PUBLISHED: 14:38 23 August 2012
Honiton Community College to contest English results.
The principal of Honiton Community has hit out at exam boards for altering marking boundaries without warning. English results have dropped by an average of around 10 per cent.
Glenn Smith has raised serious concerns over this year’s GCSE results in the core subject and believes the boundary between C and D grades has been changed.
This has put a dampener on the college’s GCSE success, which saw A* to C grades increase by 15 per cent and A* grades double from those achieved last year.
Mr Smith said: “It appears the boundary between a C and D grade has been moved in a year. Many Devon headteachers have experienced the same problem.
“Given that GCSE Language is down across four exam boards by around an average of 10 per cent, in at least 20 of Devon’s Secondary schools so far and also in schools across the country, it seems that orders have gone out from on high to raise the C and D grade boundary.”
He added: “Headteachers find it beyond belief that this should happen without any warning.
“Students have been given estimated grades based on exam board criteria which turn out to be far too ambitious.
“To put this issue into perspective, a student who took the summer paper and got a D grade could have achieved a C grade, with the same marks, if they had sat the autumn paper - this is preposterous that boundaries can be changed in a year.
“It is bad enough it happens from year to year. For Honiton, it means that our main national indicator of A* to C grades, including English and Maths, is down about 10 per cent on expectations.
“I understand this will impact all schools in an equal fashion. More to the point, about 15 of our students, and proportional numbers in all schools, will have to reconsider their options as a consequence of this meddling.
“We should not be allowed to play with our young people’s lives in this manner – our students are not pawns in a political game.”
Mr Smith has already written to local MP Neil Parish to raise these concerns and the college will be contesting the results.
He said: “Despite the issue with English results I would like to thank all my staff for their hard work and dedication.
“Each year the pressures on staff and the expectations of students increase and each year we manage to rise to the challenge.

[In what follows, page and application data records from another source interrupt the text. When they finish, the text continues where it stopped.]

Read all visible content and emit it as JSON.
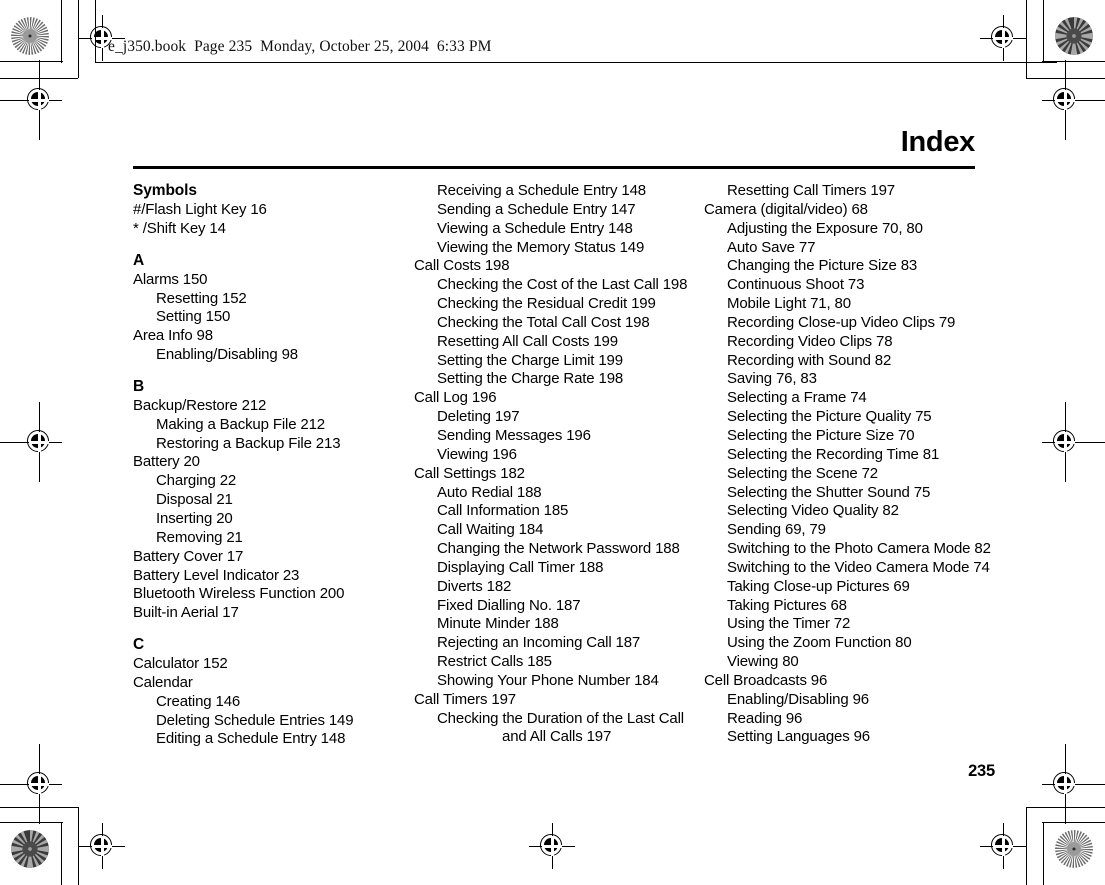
{
  "document": {
    "header_line": "e_j350.book  Page 235  Monday, October 25, 2004  6:33 PM",
    "page_title": "Index",
    "page_number": "235"
  },
  "marks": {
    "star_target": "radial-star-target",
    "registration": "registration-crosshair",
    "crop": "crop-mark"
  },
  "index": {
    "columns": [
      {
        "id": "column-1",
        "blocks": [
          {
            "heading": "Symbols",
            "entries": [
              {
                "text": "#/Flash Light Key 16",
                "level": 1
              },
              {
                "text": "* /Shift Key 14",
                "level": 1
              }
            ]
          },
          {
            "heading": "A",
            "entries": [
              {
                "text": "Alarms 150",
                "level": 1
              },
              {
                "text": "Resetting 152",
                "level": 2
              },
              {
                "text": "Setting 150",
                "level": 2
              },
              {
                "text": "Area Info 98",
                "level": 1
              },
              {
                "text": "Enabling/Disabling 98",
                "level": 2
              }
            ]
          },
          {
            "heading": "B",
            "entries": [
              {
                "text": "Backup/Restore 212",
                "level": 1
              },
              {
                "text": "Making a Backup File 212",
                "level": 2
              },
              {
                "text": "Restoring a Backup File 213",
                "level": 2
              },
              {
                "text": "Battery 20",
                "level": 1
              },
              {
                "text": "Charging 22",
                "level": 2
              },
              {
                "text": "Disposal 21",
                "level": 2
              },
              {
                "text": "Inserting 20",
                "level": 2
              },
              {
                "text": "Removing 21",
                "level": 2
              },
              {
                "text": "Battery Cover 17",
                "level": 1
              },
              {
                "text": "Battery Level Indicator 23",
                "level": 1
              },
              {
                "text": "Bluetooth Wireless Function 200",
                "level": 1
              },
              {
                "text": "Built-in Aerial 17",
                "level": 1
              }
            ]
          },
          {
            "heading": "C",
            "entries": [
              {
                "text": "Calculator 152",
                "level": 1
              },
              {
                "text": "Calendar",
                "level": 1
              },
              {
                "text": "Creating 146",
                "level": 2
              },
              {
                "text": "Deleting Schedule Entries 149",
                "level": 2
              },
              {
                "text": "Editing a Schedule Entry 148",
                "level": 2
              }
            ]
          }
        ]
      },
      {
        "id": "column-2",
        "blocks": [
          {
            "heading": null,
            "entries": [
              {
                "text": "Receiving a Schedule Entry 148",
                "level": 2
              },
              {
                "text": "Sending a Schedule Entry 147",
                "level": 2
              },
              {
                "text": "Viewing a Schedule Entry 148",
                "level": 2
              },
              {
                "text": "Viewing the Memory Status 149",
                "level": 2
              },
              {
                "text": "Call Costs 198",
                "level": 1
              },
              {
                "text": "Checking the Cost of the Last Call 198",
                "level": 2
              },
              {
                "text": "Checking the Residual Credit 199",
                "level": 2
              },
              {
                "text": "Checking the Total Call Cost 198",
                "level": 2
              },
              {
                "text": "Resetting All Call Costs 199",
                "level": 2
              },
              {
                "text": "Setting the Charge Limit 199",
                "level": 2
              },
              {
                "text": "Setting the Charge Rate 198",
                "level": 2
              },
              {
                "text": "Call Log 196",
                "level": 1
              },
              {
                "text": "Deleting 197",
                "level": 2
              },
              {
                "text": "Sending Messages 196",
                "level": 2
              },
              {
                "text": "Viewing 196",
                "level": 2
              },
              {
                "text": "Call Settings 182",
                "level": 1
              },
              {
                "text": "Auto Redial 188",
                "level": 2
              },
              {
                "text": "Call Information 185",
                "level": 2
              },
              {
                "text": "Call Waiting 184",
                "level": 2
              },
              {
                "text": "Changing the Network Password 188",
                "level": 2
              },
              {
                "text": "Displaying Call Timer 188",
                "level": 2
              },
              {
                "text": "Diverts 182",
                "level": 2
              },
              {
                "text": "Fixed Dialling No. 187",
                "level": 2
              },
              {
                "text": "Minute Minder 188",
                "level": 2
              },
              {
                "text": "Rejecting an Incoming Call 187",
                "level": 2
              },
              {
                "text": "Restrict Calls 185",
                "level": 2
              },
              {
                "text": "Showing Your Phone Number 184",
                "level": 2
              },
              {
                "text": "Call Timers 197",
                "level": 1
              },
              {
                "text": "Checking the Duration of the Last Call",
                "level": 2
              },
              {
                "text": "and All Calls 197",
                "level": 3
              }
            ]
          }
        ]
      },
      {
        "id": "column-3",
        "blocks": [
          {
            "heading": null,
            "entries": [
              {
                "text": "Resetting Call Timers 197",
                "level": 2
              },
              {
                "text": "Camera (digital/video) 68",
                "level": 1
              },
              {
                "text": "Adjusting the Exposure 70, 80",
                "level": 2
              },
              {
                "text": "Auto Save 77",
                "level": 2
              },
              {
                "text": "Changing the Picture Size 83",
                "level": 2
              },
              {
                "text": "Continuous Shoot 73",
                "level": 2
              },
              {
                "text": "Mobile Light 71, 80",
                "level": 2
              },
              {
                "text": "Recording Close-up Video Clips 79",
                "level": 2
              },
              {
                "text": "Recording Video Clips 78",
                "level": 2
              },
              {
                "text": "Recording with Sound 82",
                "level": 2
              },
              {
                "text": "Saving 76, 83",
                "level": 2
              },
              {
                "text": "Selecting a Frame 74",
                "level": 2
              },
              {
                "text": "Selecting the Picture Quality 75",
                "level": 2
              },
              {
                "text": "Selecting the Picture Size 70",
                "level": 2
              },
              {
                "text": "Selecting the Recording Time 81",
                "level": 2
              },
              {
                "text": "Selecting the Scene 72",
                "level": 2
              },
              {
                "text": "Selecting the Shutter Sound 75",
                "level": 2
              },
              {
                "text": "Selecting Video Quality 82",
                "level": 2
              },
              {
                "text": "Sending 69, 79",
                "level": 2
              },
              {
                "text": "Switching to the Photo Camera Mode 82",
                "level": 2
              },
              {
                "text": "Switching to the Video Camera Mode 74",
                "level": 2
              },
              {
                "text": "Taking Close-up Pictures 69",
                "level": 2
              },
              {
                "text": "Taking Pictures 68",
                "level": 2
              },
              {
                "text": "Using the Timer 72",
                "level": 2
              },
              {
                "text": "Using the Zoom Function 80",
                "level": 2
              },
              {
                "text": "Viewing 80",
                "level": 2
              },
              {
                "text": "Cell Broadcasts 96",
                "level": 1
              },
              {
                "text": "Enabling/Disabling 96",
                "level": 2
              },
              {
                "text": "Reading 96",
                "level": 2
              },
              {
                "text": "Setting Languages 96",
                "level": 2
              }
            ]
          }
        ]
      }
    ]
  }
}
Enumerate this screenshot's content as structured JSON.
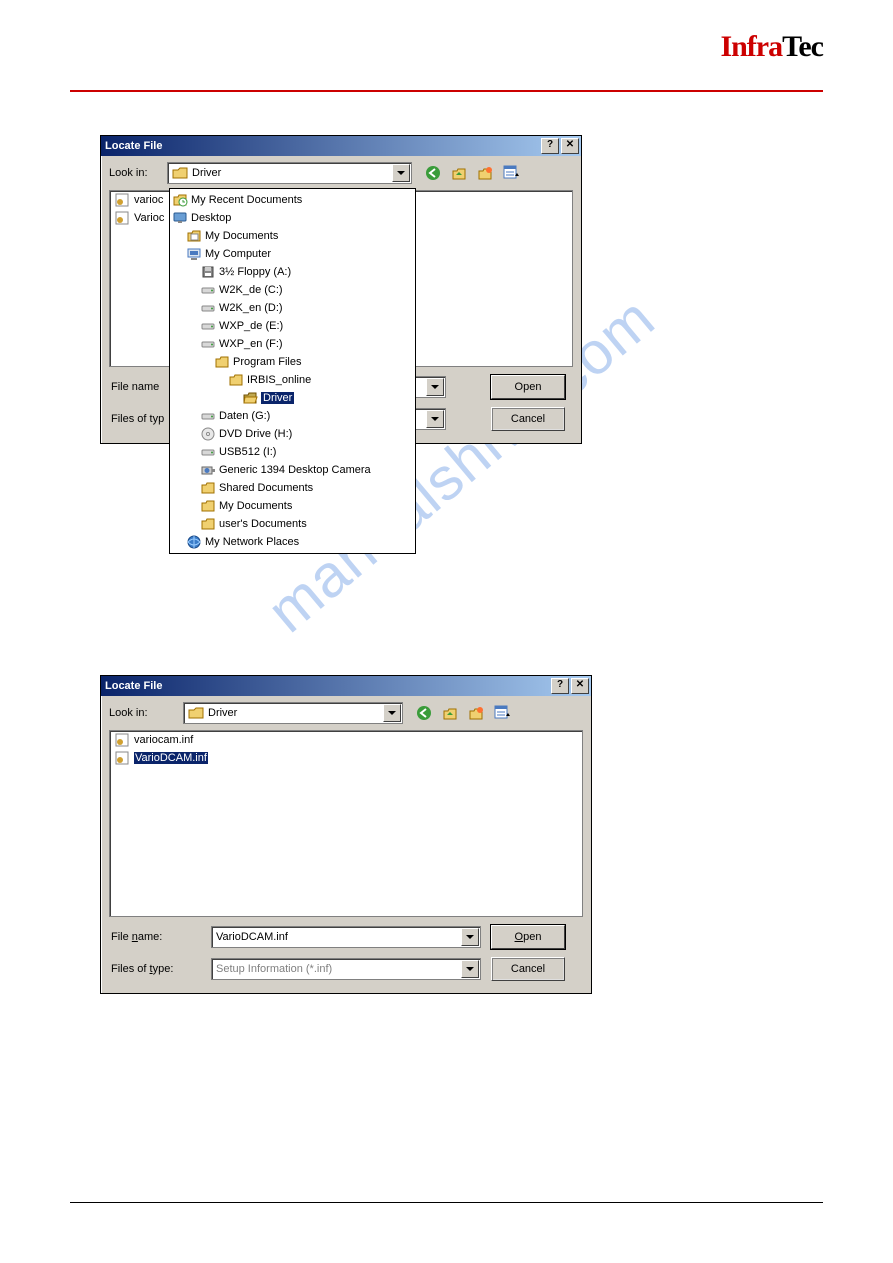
{
  "document": {
    "logo_red": "Infra",
    "logo_black": "Tec",
    "watermark": "manualshive.com"
  },
  "dialog1": {
    "title": "Locate File",
    "look_in_label": "Look in:",
    "look_in_value": "Driver",
    "file_items_behind": [
      "varioc",
      "Varioc"
    ],
    "tree": [
      {
        "indent": 0,
        "icon": "recent",
        "label": "My Recent Documents"
      },
      {
        "indent": 0,
        "icon": "desktop",
        "label": "Desktop"
      },
      {
        "indent": 1,
        "icon": "mydocs",
        "label": "My Documents"
      },
      {
        "indent": 1,
        "icon": "computer",
        "label": "My Computer"
      },
      {
        "indent": 2,
        "icon": "floppy",
        "label": "3½ Floppy (A:)"
      },
      {
        "indent": 2,
        "icon": "drive",
        "label": "W2K_de (C:)"
      },
      {
        "indent": 2,
        "icon": "drive",
        "label": "W2K_en (D:)"
      },
      {
        "indent": 2,
        "icon": "drive",
        "label": "WXP_de (E:)"
      },
      {
        "indent": 2,
        "icon": "drive",
        "label": "WXP_en (F:)"
      },
      {
        "indent": 3,
        "icon": "folder",
        "label": "Program Files"
      },
      {
        "indent": 4,
        "icon": "folder",
        "label": "IRBIS_online"
      },
      {
        "indent": 5,
        "icon": "folder-open",
        "label": "Driver",
        "selected": true
      },
      {
        "indent": 2,
        "icon": "drive",
        "label": "Daten (G:)"
      },
      {
        "indent": 2,
        "icon": "cd",
        "label": "DVD Drive (H:)"
      },
      {
        "indent": 2,
        "icon": "drive",
        "label": "USB512 (I:)"
      },
      {
        "indent": 2,
        "icon": "camera",
        "label": "Generic 1394 Desktop Camera"
      },
      {
        "indent": 2,
        "icon": "folder",
        "label": "Shared Documents"
      },
      {
        "indent": 2,
        "icon": "folder",
        "label": "My Documents"
      },
      {
        "indent": 2,
        "icon": "folder",
        "label": "user's Documents"
      },
      {
        "indent": 1,
        "icon": "network",
        "label": "My Network Places"
      }
    ],
    "file_name_label": "File name",
    "files_type_label": "Files of typ",
    "open_btn": "Open",
    "cancel_btn": "Cancel"
  },
  "dialog2": {
    "title": "Locate File",
    "look_in_label": "Look in:",
    "look_in_value": "Driver",
    "files": [
      {
        "name": "variocam.inf",
        "selected": false
      },
      {
        "name": "VarioDCAM.inf",
        "selected": true
      }
    ],
    "file_name_label": "File name:",
    "file_name_value": "VarioDCAM.inf",
    "files_type_label": "Files of type:",
    "files_type_value": "Setup Information (*.inf)",
    "open_btn": "Open",
    "open_hotkey": "O",
    "cancel_btn": "Cancel"
  }
}
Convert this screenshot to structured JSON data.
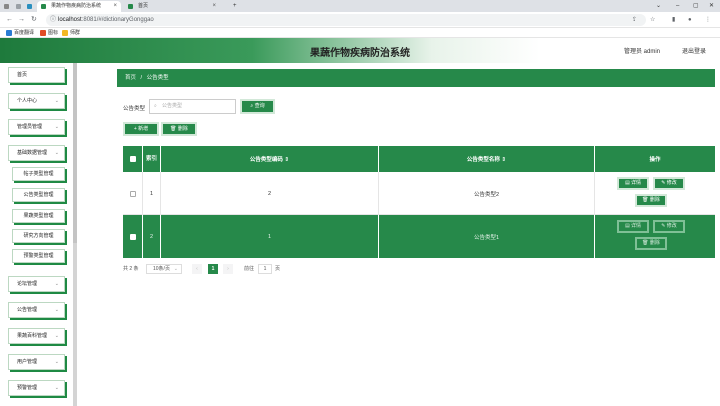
{
  "browser": {
    "tabs": [
      {
        "label": ""
      },
      {
        "label": ""
      },
      {
        "label": "果蔬作物疾病防治系统"
      },
      {
        "label": "首页"
      }
    ],
    "new_tab": "+",
    "url_host": "localhost",
    "url_path": ":8081/#/dictionaryGonggao",
    "bookmarks": [
      {
        "label": "百度翻译"
      },
      {
        "label": "图标"
      },
      {
        "label": "师群"
      }
    ]
  },
  "header": {
    "title": "果蔬作物疾病防治系统",
    "user": "管理员 admin",
    "logout": "退出登录"
  },
  "sidebar": {
    "menus": [
      {
        "label": "首页",
        "chevron": ""
      },
      {
        "label": "个人中心",
        "chevron": "⌄"
      },
      {
        "label": "管理员管理",
        "chevron": "⌄"
      },
      {
        "label": "基础数据管理",
        "chevron": "⌄"
      }
    ],
    "submenus": [
      {
        "label": "帖子类型管理"
      },
      {
        "label": "公告类型管理"
      },
      {
        "label": "果蔬类型管理"
      },
      {
        "label": "研究方向管理"
      },
      {
        "label": "预警类型管理"
      }
    ],
    "menus2": [
      {
        "label": "论坛管理",
        "chevron": "⌄"
      },
      {
        "label": "公告管理",
        "chevron": "⌄"
      },
      {
        "label": "果蔬百科管理",
        "chevron": "⌄"
      },
      {
        "label": "用户管理",
        "chevron": "⌄"
      },
      {
        "label": "预警管理",
        "chevron": "⌄"
      }
    ]
  },
  "breadcrumb": {
    "home": "首页",
    "sep": "/",
    "current": "公告类型"
  },
  "filter": {
    "label": "公告类型",
    "placeholder": "公告类型",
    "search_btn": "⌕ 查询"
  },
  "actions": {
    "add": "+ 新增",
    "delete": "🗑 删除"
  },
  "table": {
    "columns": [
      "",
      "索引",
      "公告类型编码 ⇕",
      "公告类型名称 ⇕",
      "操作"
    ],
    "rows": [
      {
        "index": "1",
        "code": "2",
        "name": "公告类型2"
      },
      {
        "index": "2",
        "code": "1",
        "name": "公告类型1"
      }
    ],
    "ops": {
      "detail": "▤ 详情",
      "edit": "✎ 修改",
      "delete": "🗑 删除"
    }
  },
  "pagination": {
    "total": "共 2 条",
    "page_size": "10条/页",
    "prev": "‹",
    "current": "1",
    "next": "›",
    "goto": "前往",
    "goto_value": "1",
    "page_unit": "页"
  }
}
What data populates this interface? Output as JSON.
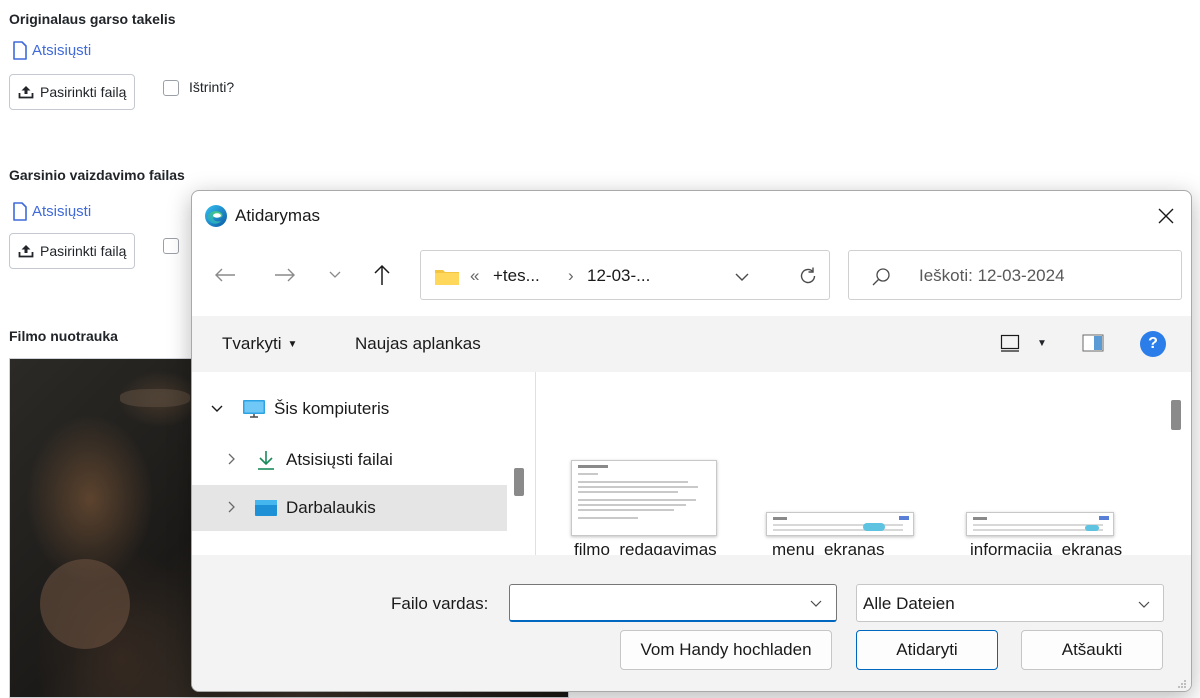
{
  "form": {
    "section1": {
      "label": "Originalaus garso takelis",
      "download": "Atsisiųsti",
      "choose_file": "Pasirinkti failą",
      "delete": "Ištrinti?"
    },
    "section2": {
      "label": "Garsinio vaizdavimo failas",
      "download": "Atsisiųsti",
      "choose_file": "Pasirinkti failą"
    },
    "section3": {
      "label": "Filmo nuotrauka"
    }
  },
  "dialog": {
    "title": "Atidarymas",
    "breadcrumb": [
      "«",
      "+tes...",
      "›",
      "12-03-..."
    ],
    "search_placeholder": "Ieškoti: 12-03-2024",
    "toolbar": {
      "organize": "Tvarkyti",
      "new_folder": "Naujas aplankas"
    },
    "tree": [
      {
        "label": "Šis kompiuteris",
        "icon": "computer-icon",
        "expanded": true
      },
      {
        "label": "Atsisiųsti failai",
        "icon": "download-arrow-icon"
      },
      {
        "label": "Darbalaukis",
        "icon": "desktop-folder-icon",
        "selected": true
      }
    ],
    "files": [
      "filmo_redagavimas",
      "menu_ekranas",
      "informacija_ekranas"
    ],
    "file_name_label": "Failo vardas:",
    "file_name_value": "",
    "file_type": "Alle Dateien",
    "buttons": {
      "upload_phone": "Vom Handy hochladen",
      "open": "Atidaryti",
      "cancel": "Atšaukti"
    },
    "colors": {
      "accent": "#0067c0",
      "help": "#2b7de9",
      "link": "#3f6ad8"
    }
  }
}
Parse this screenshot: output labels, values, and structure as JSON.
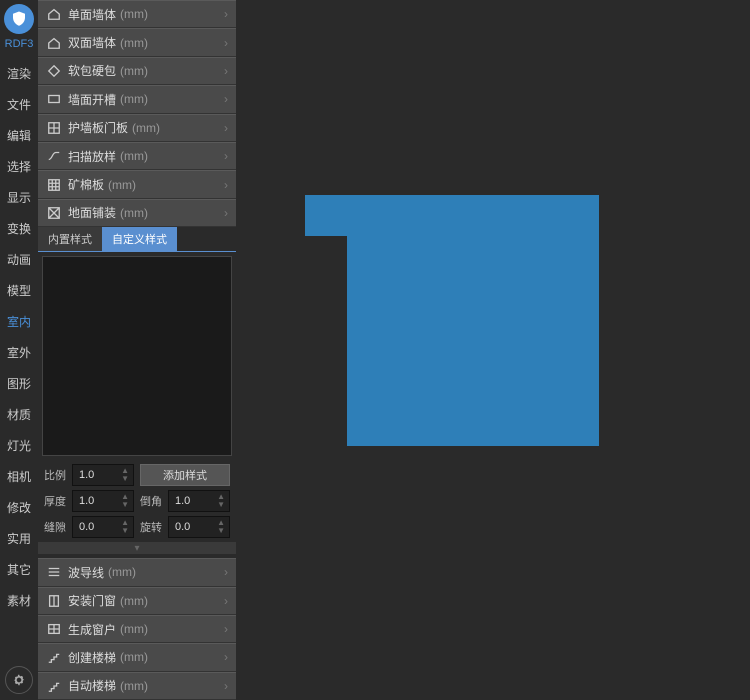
{
  "app": {
    "name": "RDF3"
  },
  "left_nav": {
    "items": [
      {
        "label": "渲染",
        "active": false
      },
      {
        "label": "文件",
        "active": false
      },
      {
        "label": "编辑",
        "active": false
      },
      {
        "label": "选择",
        "active": false
      },
      {
        "label": "显示",
        "active": false
      },
      {
        "label": "变换",
        "active": false
      },
      {
        "label": "动画",
        "active": false
      },
      {
        "label": "模型",
        "active": false
      },
      {
        "label": "室内",
        "active": true
      },
      {
        "label": "室外",
        "active": false
      },
      {
        "label": "图形",
        "active": false
      },
      {
        "label": "材质",
        "active": false
      },
      {
        "label": "灯光",
        "active": false
      },
      {
        "label": "相机",
        "active": false
      },
      {
        "label": "修改",
        "active": false
      },
      {
        "label": "实用",
        "active": false
      },
      {
        "label": "其它",
        "active": false
      },
      {
        "label": "素材",
        "active": false
      }
    ]
  },
  "accordion": {
    "unit": "(mm)",
    "top": [
      {
        "label": "单面墙体",
        "icon": "house"
      },
      {
        "label": "双面墙体",
        "icon": "house"
      },
      {
        "label": "软包硬包",
        "icon": "diamond"
      },
      {
        "label": "墙面开槽",
        "icon": "rect"
      },
      {
        "label": "护墙板门板",
        "icon": "grid"
      },
      {
        "label": "扫描放样",
        "icon": "path"
      },
      {
        "label": "矿棉板",
        "icon": "grid4"
      },
      {
        "label": "地面铺装",
        "icon": "tile"
      }
    ],
    "bottom": [
      {
        "label": "波导线",
        "icon": "lines"
      },
      {
        "label": "安装门窗",
        "icon": "window"
      },
      {
        "label": "生成窗户",
        "icon": "window2"
      },
      {
        "label": "创建楼梯",
        "icon": "stairs"
      },
      {
        "label": "自动楼梯",
        "icon": "stairs2"
      }
    ]
  },
  "tabs": {
    "builtin": "内置样式",
    "custom": "自定义样式"
  },
  "props": {
    "scale_label": "比例",
    "scale_value": "1.0",
    "add_style": "添加样式",
    "thickness_label": "厚度",
    "thickness_value": "1.0",
    "chamfer_label": "倒角",
    "chamfer_value": "1.0",
    "gap_label": "缝隙",
    "gap_value": "0.0",
    "rotate_label": "旋转",
    "rotate_value": "0.0"
  },
  "colors": {
    "accent": "#4a90d9",
    "shape": "#2e7fb8"
  }
}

“I would also like to thank governors, parents and carers, and the local community for your continued support throughout last year.”